Families' next step: Demanding answers from Boeing on MH370
(CNN) — Families of Flight 370 passengers are taking a new step in their desperate search for information on what happened to their loved ones: turning to a U.S. company.
While pushing Malaysian authorities for answers, "we're also extending our reach now," Sarah Bajc, partner of passenger Philip Wood, told CNN Thursday.
"There is a subset of those questions, including some new ones, that are much more technical that we will be bringing directly to Boeing. Boeing has a shareholders meeting next week. And if we're not getting information directly from Malaysia Airlines and from the Malaysian government, we might as well try to go directly to the source.
"Boeing is a publicly traded company in the United States and that puts them in a position of a little bit more fiduciary responsibility," she said on "New Day."
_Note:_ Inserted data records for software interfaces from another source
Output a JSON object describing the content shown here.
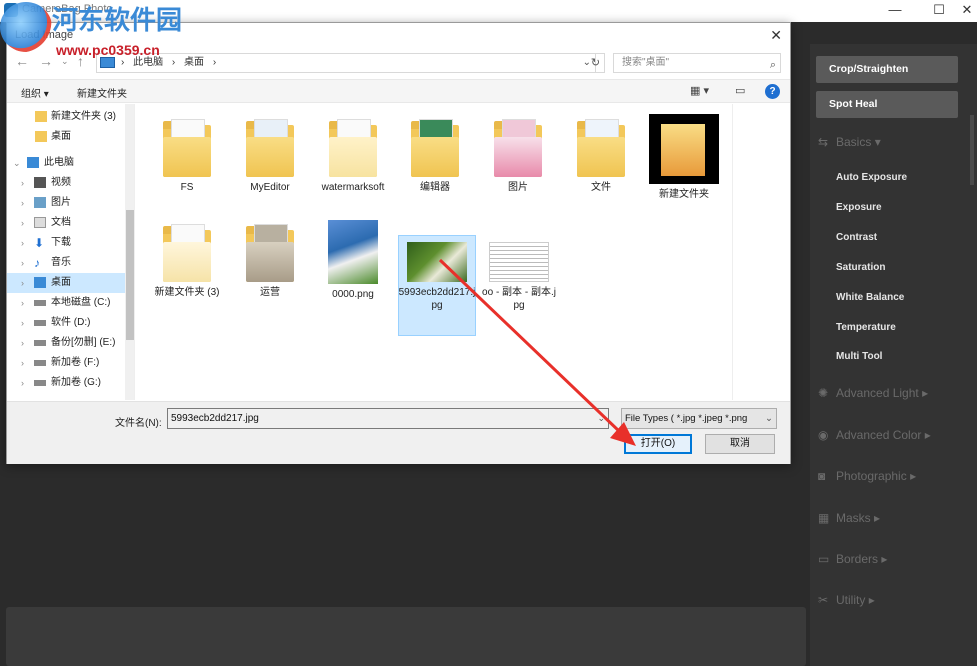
{
  "app": {
    "title": "CameraBag Photo",
    "win_min": "—",
    "win_max": "☐",
    "win_close": "✕"
  },
  "watermark": {
    "text": "河东软件园",
    "url": "www.pc0359.cn"
  },
  "dialog": {
    "title": "Load Image",
    "close": "✕",
    "address": {
      "path": [
        "此电脑",
        "桌面"
      ],
      "separator": "›"
    },
    "search_placeholder": "搜索\"桌面\"",
    "toolbar": {
      "organize": "组织 ▾",
      "new_folder": "新建文件夹",
      "help": "?"
    },
    "nav_items": [
      {
        "label": "新建文件夹 (3)",
        "icon": "folder-icon"
      },
      {
        "label": "桌面",
        "icon": "folder-icon"
      },
      {
        "label": "此电脑",
        "icon": "computer-icon",
        "expanded": true
      },
      {
        "label": "视频",
        "icon": "video-icon"
      },
      {
        "label": "图片",
        "icon": "pictures-icon"
      },
      {
        "label": "文档",
        "icon": "documents-icon"
      },
      {
        "label": "下载",
        "icon": "download-icon"
      },
      {
        "label": "音乐",
        "icon": "music-icon"
      },
      {
        "label": "桌面",
        "icon": "desktop-icon",
        "selected": true
      },
      {
        "label": "本地磁盘 (C:)",
        "icon": "drive-icon"
      },
      {
        "label": "软件 (D:)",
        "icon": "drive-icon"
      },
      {
        "label": "备份[勿删] (E:)",
        "icon": "drive-icon"
      },
      {
        "label": "新加卷 (F:)",
        "icon": "drive-icon"
      },
      {
        "label": "新加卷 (G:)",
        "icon": "drive-icon"
      }
    ],
    "files": [
      {
        "label": "FS",
        "kind": "folder"
      },
      {
        "label": "MyEditor",
        "kind": "folder"
      },
      {
        "label": "watermarksoft",
        "kind": "folder"
      },
      {
        "label": "编辑器",
        "kind": "folder"
      },
      {
        "label": "图片",
        "kind": "folder"
      },
      {
        "label": "文件",
        "kind": "folder"
      },
      {
        "label": "新建文件夹",
        "kind": "folder-dark"
      },
      {
        "label": "新建文件夹 (3)",
        "kind": "folder"
      },
      {
        "label": "运营",
        "kind": "folder"
      },
      {
        "label": "0000.png",
        "kind": "image"
      },
      {
        "label": "5993ecb2dd217.jpg",
        "kind": "image",
        "selected": true
      },
      {
        "label": "oo - 副本 - 副本.jpg",
        "kind": "image"
      }
    ],
    "filename_label": "文件名(N):",
    "filename_value": "5993ecb2dd217.jpg",
    "filetype_value": "File Types ( *.jpg *.jpeg *.png",
    "open_button": "打开(O)",
    "cancel_button": "取消"
  },
  "right_panel": {
    "buttons": [
      "Crop/Straighten",
      "Spot Heal"
    ],
    "sections": [
      {
        "label": "Basics",
        "icon": "sliders-icon",
        "expanded": true
      },
      {
        "label": "Advanced Light",
        "icon": "sun-icon"
      },
      {
        "label": "Advanced Color",
        "icon": "palette-icon"
      },
      {
        "label": "Photographic",
        "icon": "camera-icon"
      },
      {
        "label": "Masks",
        "icon": "mask-icon"
      },
      {
        "label": "Borders",
        "icon": "border-icon"
      },
      {
        "label": "Utility",
        "icon": "utility-icon"
      }
    ],
    "basics_items": [
      "Auto Exposure",
      "Exposure",
      "Contrast",
      "Saturation",
      "White Balance",
      "Temperature",
      "Multi Tool"
    ]
  },
  "colors": {
    "accent": "#0078d7",
    "arrow": "#e8302a",
    "panel_bg": "#333333",
    "selection": "#cce8ff"
  }
}
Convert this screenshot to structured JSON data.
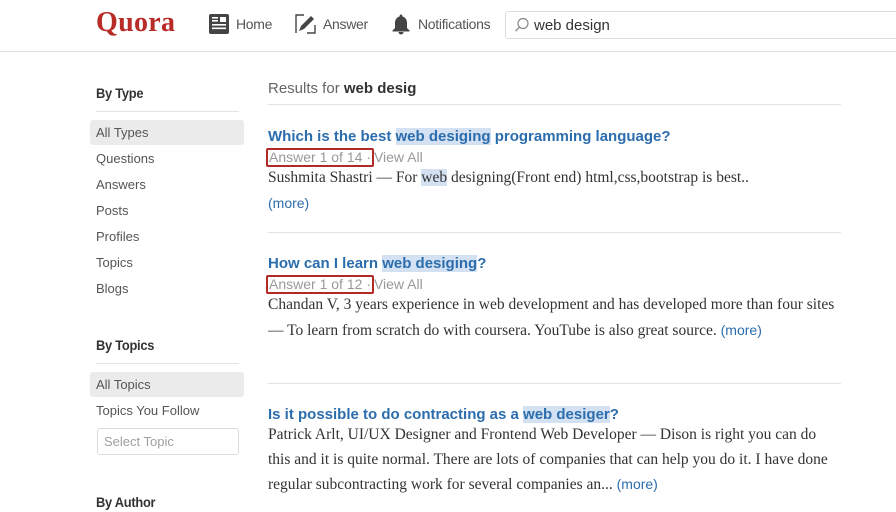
{
  "header": {
    "logo": "Quora",
    "nav": [
      {
        "label": "Home",
        "icon": "home-feed-icon"
      },
      {
        "label": "Answer",
        "icon": "pencil-answer-icon"
      },
      {
        "label": "Notifications",
        "icon": "bell-icon"
      }
    ],
    "search": {
      "value": "web design",
      "icon": "search-icon"
    }
  },
  "sidebar": {
    "by_type": {
      "heading": "By Type",
      "items": [
        {
          "label": "All Types",
          "active": true
        },
        {
          "label": "Questions"
        },
        {
          "label": "Answers"
        },
        {
          "label": "Posts"
        },
        {
          "label": "Profiles"
        },
        {
          "label": "Topics"
        },
        {
          "label": "Blogs"
        }
      ]
    },
    "by_topics": {
      "heading": "By Topics",
      "items": [
        {
          "label": "All Topics",
          "active": true
        },
        {
          "label": "Topics You Follow"
        }
      ],
      "select_placeholder": "Select Topic"
    },
    "by_author": {
      "heading": "By Author"
    }
  },
  "main": {
    "results_prefix": "Results for",
    "results_query": "web desig",
    "results": [
      {
        "title_pre": "Which is the best ",
        "title_hl": "web desiging",
        "title_post": " programming language?",
        "meta_count": "Answer 1 of 14 ·",
        "meta_link": "View All",
        "snippet_pre": "Sushmita Shastri — For ",
        "snippet_hl": "web",
        "snippet_post": " designing(Front end) html,css,bootstrap is best.. ",
        "more": "(more)"
      },
      {
        "title_pre": "How can I learn ",
        "title_hl": "web desiging",
        "title_post": "?",
        "meta_count": "Answer 1 of 12 ·",
        "meta_link": "View All",
        "snippet_pre": "Chandan V, 3 years experience in web development and has developed more than four sites — To learn from scratch do with coursera. YouTube is also great source. ",
        "snippet_hl": "",
        "snippet_post": "",
        "more": "(more)"
      },
      {
        "title_pre": "Is it possible to do contracting as a ",
        "title_hl": "web desiger",
        "title_post": "?",
        "snippet_pre": "Patrick Arlt, UI/UX Designer and Frontend Web Developer — Dison is right you can do this and it is quite normal. There are lots of companies that can help you do it. I have done regular subcontracting work for several companies an... ",
        "snippet_hl": "",
        "snippet_post": "",
        "more": "(more)"
      }
    ]
  },
  "colors": {
    "brand": "#b92b27",
    "link": "#2b6dad",
    "highlight": "#d3e1f3",
    "annotation_box": "#b12a26"
  }
}
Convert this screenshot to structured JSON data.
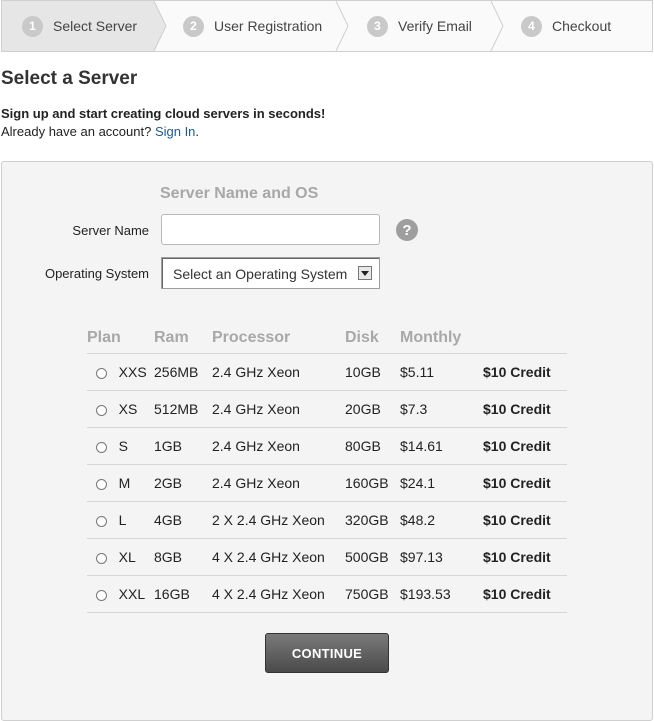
{
  "steps": [
    {
      "num": "1",
      "label": "Select Server"
    },
    {
      "num": "2",
      "label": "User Registration"
    },
    {
      "num": "3",
      "label": "Verify Email"
    },
    {
      "num": "4",
      "label": "Checkout"
    }
  ],
  "page_title": "Select a Server",
  "intro": {
    "bold": "Sign up and start creating cloud servers in seconds!",
    "prefix": "Already have an account? ",
    "link": "Sign In",
    "suffix": "."
  },
  "form": {
    "section_title": "Server Name and OS",
    "server_name_label": "Server Name",
    "server_name_value": "",
    "help_icon": "?",
    "os_label": "Operating System",
    "os_selected": "Select an Operating System"
  },
  "plans": {
    "headers": [
      "Plan",
      "Ram",
      "Processor",
      "Disk",
      "Monthly"
    ],
    "rows": [
      {
        "plan": "XXS",
        "ram": "256MB",
        "processor": "2.4 GHz Xeon",
        "disk": "10GB",
        "monthly": "$5.11",
        "credit": "$10 Credit"
      },
      {
        "plan": "XS",
        "ram": "512MB",
        "processor": "2.4 GHz Xeon",
        "disk": "20GB",
        "monthly": "$7.3",
        "credit": "$10 Credit"
      },
      {
        "plan": "S",
        "ram": "1GB",
        "processor": "2.4 GHz Xeon",
        "disk": "80GB",
        "monthly": "$14.61",
        "credit": "$10 Credit"
      },
      {
        "plan": "M",
        "ram": "2GB",
        "processor": "2.4 GHz Xeon",
        "disk": "160GB",
        "monthly": "$24.1",
        "credit": "$10 Credit"
      },
      {
        "plan": "L",
        "ram": "4GB",
        "processor": "2 X 2.4 GHz Xeon",
        "disk": "320GB",
        "monthly": "$48.2",
        "credit": "$10 Credit"
      },
      {
        "plan": "XL",
        "ram": "8GB",
        "processor": "4 X 2.4 GHz Xeon",
        "disk": "500GB",
        "monthly": "$97.13",
        "credit": "$10 Credit"
      },
      {
        "plan": "XXL",
        "ram": "16GB",
        "processor": "4 X 2.4 GHz Xeon",
        "disk": "750GB",
        "monthly": "$193.53",
        "credit": "$10 Credit"
      }
    ]
  },
  "continue_label": "CONTINUE",
  "colors": {
    "credit": "#5bbd1e",
    "link": "#1a5a96",
    "active_step_bg": "#e6e6e6"
  }
}
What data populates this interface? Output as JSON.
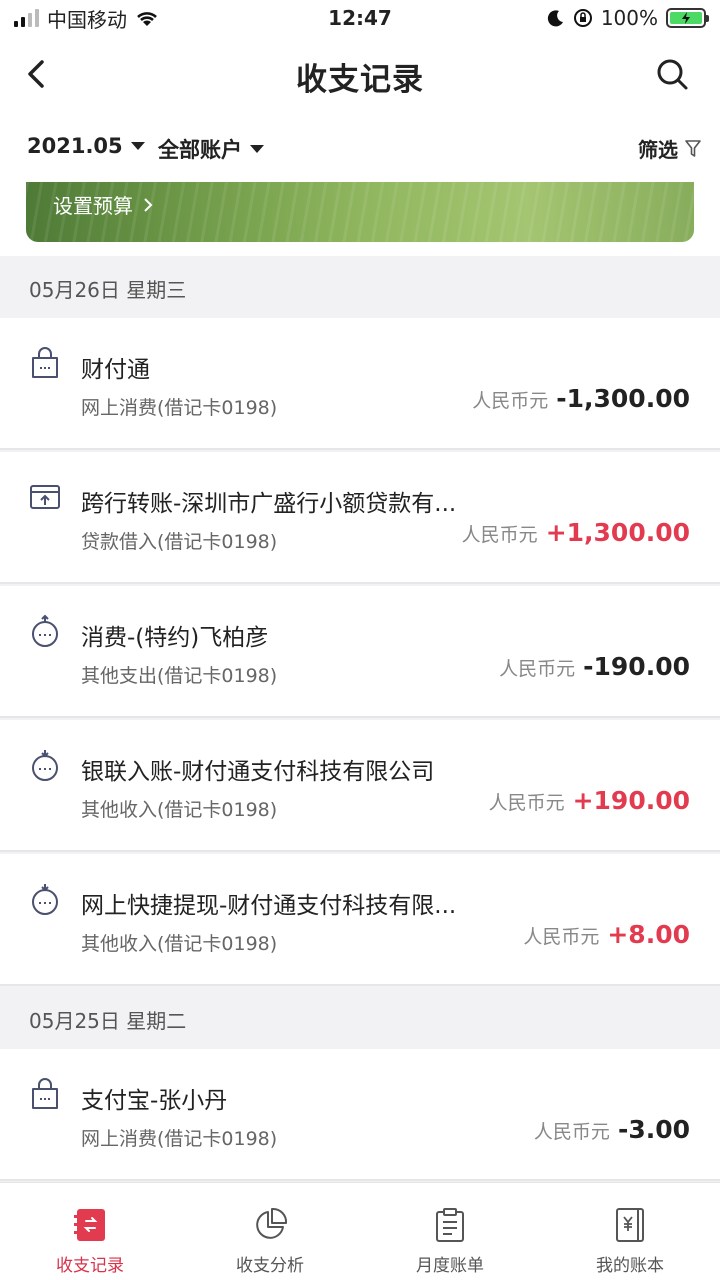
{
  "status_bar": {
    "carrier": "中国移动",
    "time": "12:47",
    "battery": "100%"
  },
  "nav": {
    "title": "收支记录"
  },
  "filter": {
    "month": "2021.05",
    "account": "全部账户",
    "filter_label": "筛选"
  },
  "banner": {
    "text": "设置预算"
  },
  "groups": [
    {
      "date": "05月26日 星期三",
      "items": [
        {
          "icon": "shopping-bag-icon",
          "title": "财付通",
          "subtitle": "网上消费(借记卡0198)",
          "currency": "人民币元",
          "amount": "-1,300.00",
          "type": "neg"
        },
        {
          "icon": "transfer-icon",
          "title": "跨行转账-深圳市广盛行小额贷款有...",
          "subtitle": "贷款借入(借记卡0198)",
          "currency": "人民币元",
          "amount": "+1,300.00",
          "type": "pos"
        },
        {
          "icon": "expense-face-icon",
          "title": "消费-(特约)飞柏彦",
          "subtitle": "其他支出(借记卡0198)",
          "currency": "人民币元",
          "amount": "-190.00",
          "type": "neg"
        },
        {
          "icon": "income-face-icon",
          "title": "银联入账-财付通支付科技有限公司",
          "subtitle": "其他收入(借记卡0198)",
          "currency": "人民币元",
          "amount": "+190.00",
          "type": "pos"
        },
        {
          "icon": "income-face-icon",
          "title": "网上快捷提现-财付通支付科技有限...",
          "subtitle": "其他收入(借记卡0198)",
          "currency": "人民币元",
          "amount": "+8.00",
          "type": "pos"
        }
      ]
    },
    {
      "date": "05月25日 星期二",
      "items": [
        {
          "icon": "shopping-bag-icon",
          "title": "支付宝-张小丹",
          "subtitle": "网上消费(借记卡0198)",
          "currency": "人民币元",
          "amount": "-3.00",
          "type": "neg"
        }
      ]
    }
  ],
  "tabs": [
    {
      "label": "收支记录",
      "active": true
    },
    {
      "label": "收支分析",
      "active": false
    },
    {
      "label": "月度账单",
      "active": false
    },
    {
      "label": "我的账本",
      "active": false
    }
  ],
  "colors": {
    "accent": "#e23b50",
    "tab_active": "#d9324a",
    "icon_stroke": "#4a5070"
  }
}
The missing flight was a Boeing 777. The company had no immediate comment when contacted early Thursday by CNN.
In a statement earlier this month, Boeing said, "Our thoughts and deepest sympathies continue to be with the families and loved ones of those aboard Malaysia Airlines Flight 370. Under the international protocols established for aviation accident investigations, Boeing continues to serve as a technical adviser to the U.S. National Transportation Safety Board, in support of the Malaysian authorities."
Bajc's announcement came after the Malaysian government did not release its preliminary report on the flight's disappearance. The report was sent to the International Civil Aviation Organization (ICAO), the U.N. body for global aviation, but not made available to the public.
"They seem to be choosing to treat us as if we are the enemy as opposed to an interested party in helping to solve this mystery," said Bajc.
"We need a fresh start here," she added. "We've been sitting on opposite sides of the table. They have a briefing, they tell us what they know and we ask them questions. That's just kind of broken. I think we need to start from scratch and sit down and have a positive dialogue."
Certain families who are acting as leaders within the group would be willing to sign confidentiality agreements to see the report, she said.
Families don't "necessarily believe" that the Malaysian authorities are "withholding any new information other than the facts that we've already asked for," she added.
A committee representing some of the Chinese families have posted 26 questions on the Chinese social media site Weibo.
Usually, such reports to the ICAO are public, says CNN aviation correspondent Richard Quest.
"In most cases, the report is published because it's not a controversial document," he said. "It's a statement of facts -- what happened. And if there are any controversial or difficult facts, they can be redacted."
Malaysia has insisted it has nothing to hide and is working to find answers. Government officials said they have not yet decided whether they will make the report public.
The ICAO told CNN about a safety recommendation in the report: Malaysia said the aviation world needs to look at real-time tracking of commercial aircraft.
It's the same recommendation that was made after the Air France Flight 447 disaster in 2009. But "nothing seems to have happened," Quest said. "To suggest in the future that all planes worldwide are tracked in real time, one might suggest, is a pretty noncontroversial suggestion."
As an underwater drone keeps going up and back down, so do hopes that evidence of the plane may be found.
A metal object that washed ashore in western Australia and sparked the curiosity of investigators Wednesday turned out to be unrelated.
And while the Bluefin-21 plunged into the Indian Ocean for its 12th mission Thursday, no one was certain the drone would find anything new.
"I think the chances are one out of 10," said Jules Jaffe, research oceanographer for the Marine Physical Laboratory.
The underwater probe has already scanned 90% of the designated search area, with no significant results.
Thursday marks day 48 of the search for the plane, which disappeared March 8 on a flight from Kuala Lumpur, Malaysia, to Beijing with 239 people on board.
Malaysian and Australian authorities are mapping out a long-term strategy for the search, which could go on for months or years.
An expanded search area might include the last 370 miles of the plane's flight path, ocean search specialist Rob McCallum said.
"If the idea is to go more strategic and investigate the entire aircraft flight path, maybe 15 miles or so either side, then you need a more strategic tool, and something like a deep-towed sonar that can provide a very large range indeed -- at the expense of resolution."
The use of a deep-towed submersible device called the Orion is overdue, said Geoffrey Thomas, managing director of AirlineRatings.com.
"That should be brought in as quickly as possible, again, from the United States."
He said it may be time to go back and revisit the calculations of where the plane may be -- although officials have already been doing that.
"This is not an exact science," Thomas said. "We have to understand that."
Why so private?
Malaysia has not been known as a model of transparency. The same political party has ruled the country for past 50 years, and the media is not completely free.
For its part, the Malaysian Cabinet has agreed to have an international team investigate the disappearance of Flight 370, the country's acting transportation minister said.
Hishammuddin Hussein said the names of the members will be announced next week. He also said the team will not be looking into the criminal aspects of the investigation, which remain under the Royal Malaysian Police.
"The main purpose is to evaluate and determine the cause of the accident," Hishammuddin said.
CNN's Sumnima Udas and David Molko contributed to this report.